— Data listing —
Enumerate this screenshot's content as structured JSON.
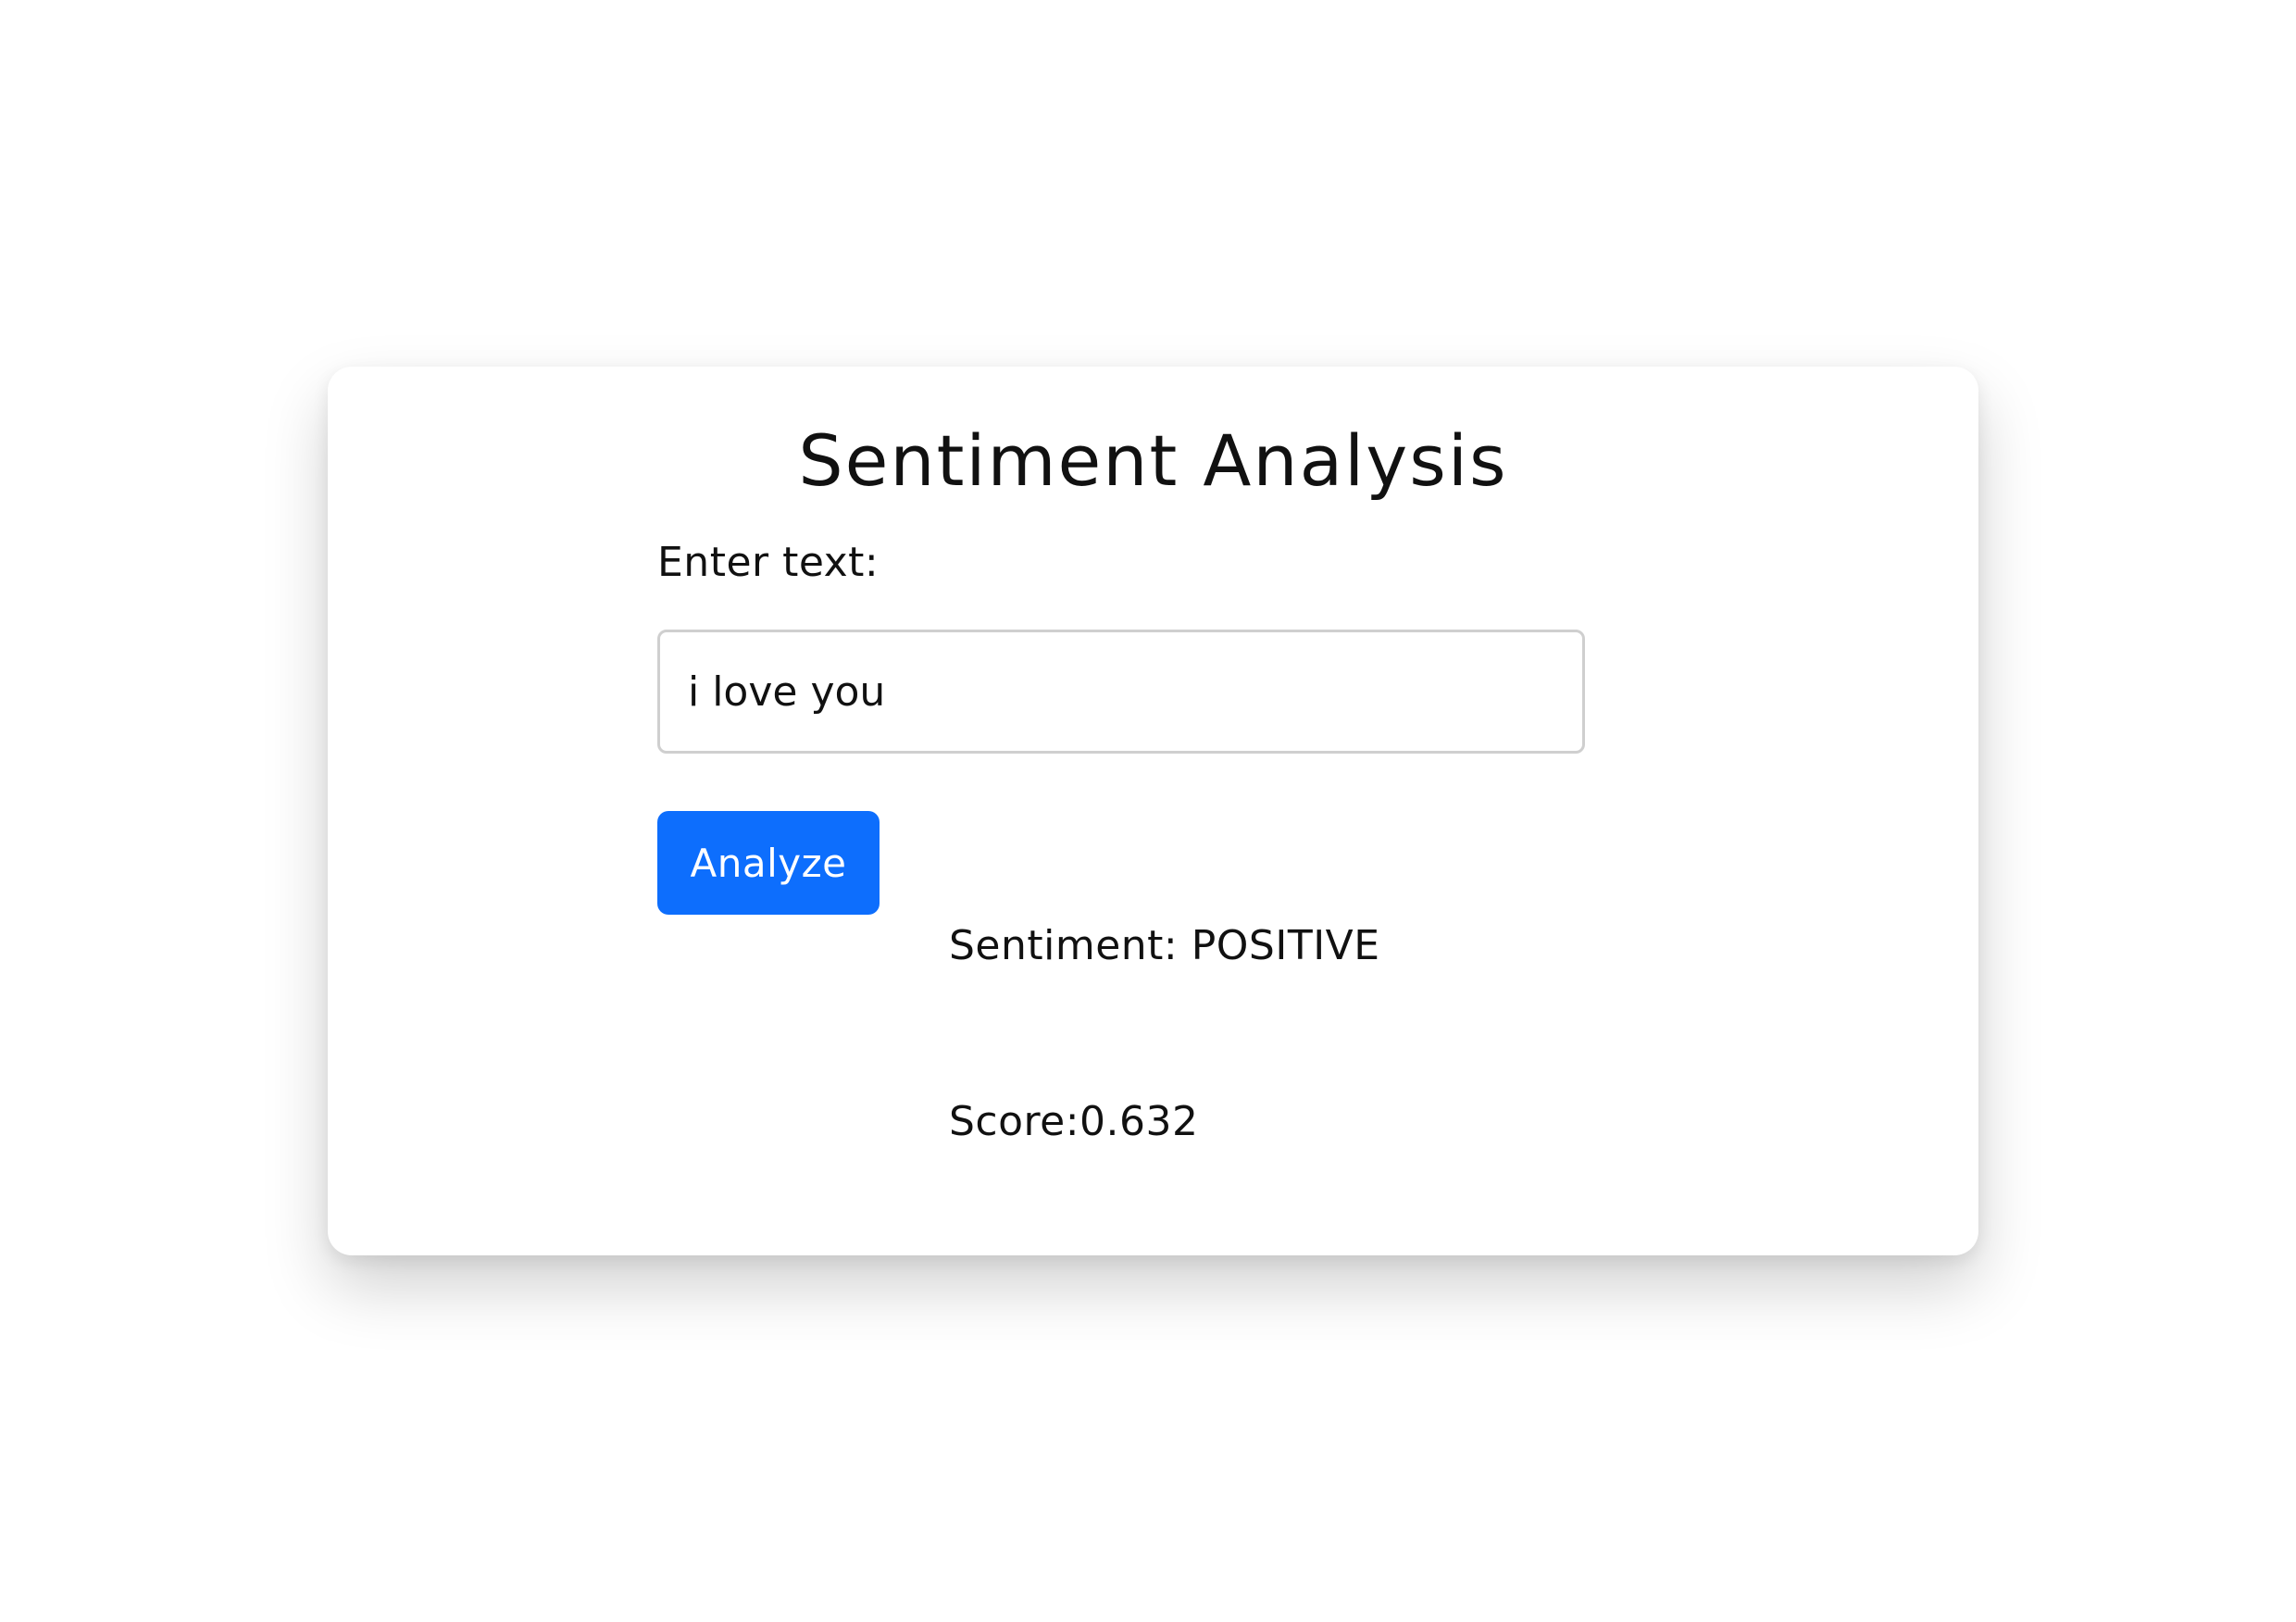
{
  "app": {
    "title": "Sentiment Analysis"
  },
  "form": {
    "label": "Enter text:",
    "input_value": "i love you",
    "submit_label": "Analyze"
  },
  "result": {
    "sentiment_text": "Sentiment: POSITIVE",
    "score_text": "Score:0.632"
  },
  "colors": {
    "accent": "#0d6efd",
    "background": "#ffffff",
    "input_border": "#cfcfcf"
  }
}
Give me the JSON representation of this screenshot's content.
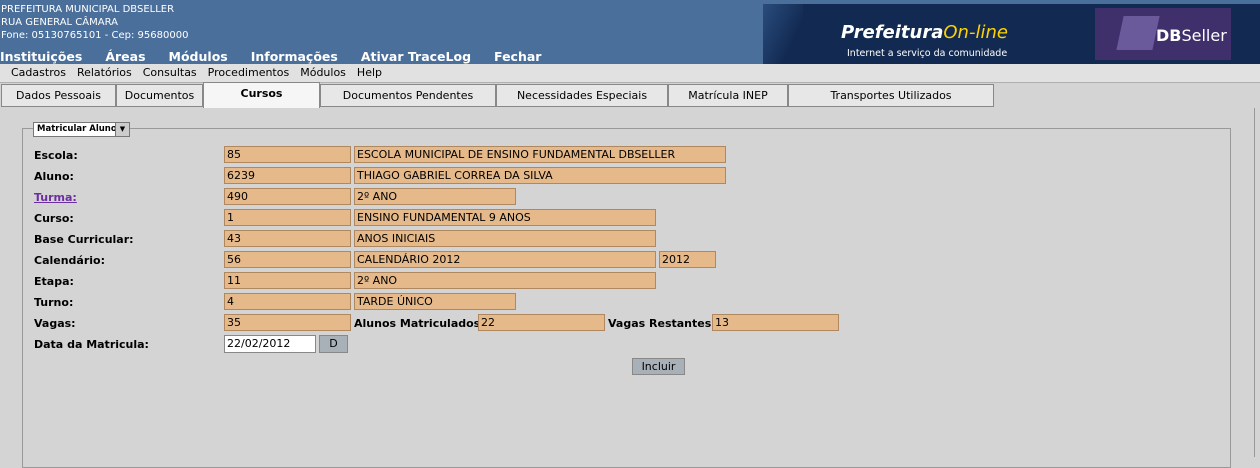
{
  "header": {
    "line1": "PREFEITURA MUNICIPAL DBSELLER",
    "line2": "RUA GENERAL CÂMARA",
    "line3": "Fone: 05130765101  -  Cep: 95680000",
    "menu": [
      "Instituições",
      "Áreas",
      "Módulos",
      "Informações",
      "Ativar TraceLog",
      "Fechar"
    ],
    "banner_brand": "Prefeitura",
    "banner_brand_suffix": "On-line",
    "banner_sub": "Internet a serviço da comunidade",
    "db_logo_a": "DB",
    "db_logo_b": "Seller"
  },
  "menubar": [
    "Cadastros",
    "Relatórios",
    "Consultas",
    "Procedimentos",
    "Módulos",
    "Help"
  ],
  "tabs": [
    "Dados Pessoais",
    "Documentos",
    "Cursos",
    "Documentos Pendentes",
    "Necessidades Especiais",
    "Matrícula INEP",
    "Transportes Utilizados"
  ],
  "active_tab": "Cursos",
  "form": {
    "select_value": "Matricular Aluno",
    "escola_label": "Escola:",
    "escola_code": "85",
    "escola_name": "ESCOLA MUNICIPAL DE ENSINO FUNDAMENTAL DBSELLER",
    "aluno_label": "Aluno:",
    "aluno_code": "6239",
    "aluno_name": "THIAGO GABRIEL CORREA DA SILVA",
    "turma_label": "Turma:",
    "turma_code": "490",
    "turma_name": "2º ANO",
    "curso_label": "Curso:",
    "curso_code": "1",
    "curso_name": "ENSINO FUNDAMENTAL 9 ANOS",
    "base_label": "Base Curricular:",
    "base_code": "43",
    "base_name": "ANOS INICIAIS",
    "calendario_label": "Calendário:",
    "calendario_code": "56",
    "calendario_name": "CALENDÁRIO 2012",
    "calendario_year": "2012",
    "etapa_label": "Etapa:",
    "etapa_code": "11",
    "etapa_name": "2º ANO",
    "turno_label": "Turno:",
    "turno_code": "4",
    "turno_name": "TARDE ÚNICO",
    "vagas_label": "Vagas:",
    "vagas_value": "35",
    "alunos_matriculados_label": "Alunos Matriculados:",
    "alunos_matriculados_value": "22",
    "vagas_restantes_label": "Vagas Restantes:",
    "vagas_restantes_value": "13",
    "data_label": "Data da Matricula:",
    "data_value": "22/02/2012",
    "date_button": "D",
    "incluir_button": "Incluir"
  },
  "colors": {
    "header_bg": "#4a6f9b",
    "field_bg": "#e6b98a",
    "panel_bg": "#d4d4d4"
  }
}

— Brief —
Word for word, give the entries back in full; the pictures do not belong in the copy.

— Result of the exercise —
Enumerate this screenshot's content as structured JSON.
{
  "app": {
    "title": "Sentiment Analysis"
  },
  "form": {
    "label": "Enter text:",
    "input_value": "i love you",
    "submit_label": "Analyze"
  },
  "result": {
    "sentiment_text": "Sentiment: POSITIVE",
    "score_text": "Score:0.632"
  },
  "colors": {
    "accent": "#0d6efd",
    "background": "#ffffff",
    "input_border": "#cfcfcf"
  }
}
Give me the JSON representation of this screenshot's content.
{
  "header": {
    "line1": "PREFEITURA MUNICIPAL DBSELLER",
    "line2": "RUA GENERAL CÂMARA",
    "line3": "Fone: 05130765101  -  Cep: 95680000",
    "menu": [
      "Instituições",
      "Áreas",
      "Módulos",
      "Informações",
      "Ativar TraceLog",
      "Fechar"
    ],
    "banner_brand": "Prefeitura",
    "banner_brand_suffix": "On-line",
    "banner_sub": "Internet a serviço da comunidade",
    "db_logo_a": "DB",
    "db_logo_b": "Seller"
  },
  "menubar": [
    "Cadastros",
    "Relatórios",
    "Consultas",
    "Procedimentos",
    "Módulos",
    "Help"
  ],
  "tabs": [
    "Dados Pessoais",
    "Documentos",
    "Cursos",
    "Documentos Pendentes",
    "Necessidades Especiais",
    "Matrícula INEP",
    "Transportes Utilizados"
  ],
  "active_tab": "Cursos",
  "form": {
    "select_value": "Matricular Aluno",
    "escola_label": "Escola:",
    "escola_code": "85",
    "escola_name": "ESCOLA MUNICIPAL DE ENSINO FUNDAMENTAL DBSELLER",
    "aluno_label": "Aluno:",
    "aluno_code": "6239",
    "aluno_name": "THIAGO GABRIEL CORREA DA SILVA",
    "turma_label": "Turma:",
    "turma_code": "490",
    "turma_name": "2º ANO",
    "curso_label": "Curso:",
    "curso_code": "1",
    "curso_name": "ENSINO FUNDAMENTAL 9 ANOS",
    "base_label": "Base Curricular:",
    "base_code": "43",
    "base_name": "ANOS INICIAIS",
    "calendario_label": "Calendário:",
    "calendario_code": "56",
    "calendario_name": "CALENDÁRIO 2012",
    "calendario_year": "2012",
    "etapa_label": "Etapa:",
    "etapa_code": "11",
    "etapa_name": "2º ANO",
    "turno_label": "Turno:",
    "turno_code": "4",
    "turno_name": "TARDE ÚNICO",
    "vagas_label": "Vagas:",
    "vagas_value": "35",
    "alunos_matriculados_label": "Alunos Matriculados:",
    "alunos_matriculados_value": "22",
    "vagas_restantes_label": "Vagas Restantes:",
    "vagas_restantes_value": "13",
    "data_label": "Data da Matricula:",
    "data_value": "22/02/2012",
    "date_button": "D",
    "incluir_button": "Incluir"
  },
  "colors": {
    "header_bg": "#4a6f9b",
    "field_bg": "#e6b98a",
    "panel_bg": "#d4d4d4"
  }
}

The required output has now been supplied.